(Stored dataset items)
-=-=-

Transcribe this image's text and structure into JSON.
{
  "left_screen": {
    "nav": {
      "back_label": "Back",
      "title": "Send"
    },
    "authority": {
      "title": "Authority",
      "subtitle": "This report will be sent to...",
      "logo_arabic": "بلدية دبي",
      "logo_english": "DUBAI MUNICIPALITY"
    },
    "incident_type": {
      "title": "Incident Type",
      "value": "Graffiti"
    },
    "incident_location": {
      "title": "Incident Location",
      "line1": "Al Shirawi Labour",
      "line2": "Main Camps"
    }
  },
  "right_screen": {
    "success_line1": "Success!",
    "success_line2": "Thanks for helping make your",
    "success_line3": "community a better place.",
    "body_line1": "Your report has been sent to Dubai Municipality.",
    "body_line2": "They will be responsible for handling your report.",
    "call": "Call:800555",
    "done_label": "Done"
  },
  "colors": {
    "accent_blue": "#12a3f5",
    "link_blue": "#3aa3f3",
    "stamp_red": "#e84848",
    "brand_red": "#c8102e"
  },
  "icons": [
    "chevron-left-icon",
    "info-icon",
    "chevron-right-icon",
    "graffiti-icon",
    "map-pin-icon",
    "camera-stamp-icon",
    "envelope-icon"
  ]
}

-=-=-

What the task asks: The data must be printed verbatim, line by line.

The completed task:
Transcribe this image's text and structure into JSON.
{
  "left_screen": {
    "nav": {
      "back_label": "Back",
      "title": "Send"
    },
    "authority": {
      "title": "Authority",
      "subtitle": "This report will be sent to...",
      "logo_arabic": "بلدية دبي",
      "logo_english": "DUBAI MUNICIPALITY"
    },
    "incident_type": {
      "title": "Incident Type",
      "value": "Graffiti"
    },
    "incident_location": {
      "title": "Incident Location",
      "line1": "Al Shirawi Labour",
      "line2": "Main Camps"
    }
  },
  "right_screen": {
    "success_line1": "Success!",
    "success_line2": "Thanks for helping make your",
    "success_line3": "community a better place.",
    "body_line1": "Your report has been sent to Dubai Municipality.",
    "body_line2": "They will be responsible for handling your report.",
    "call": "Call:800555",
    "done_label": "Done"
  },
  "colors": {
    "accent_blue": "#12a3f5",
    "link_blue": "#3aa3f3",
    "stamp_red": "#e84848",
    "brand_red": "#c8102e"
  },
  "icons": [
    "chevron-left-icon",
    "info-icon",
    "chevron-right-icon",
    "graffiti-icon",
    "map-pin-icon",
    "camera-stamp-icon",
    "envelope-icon"
  ]
}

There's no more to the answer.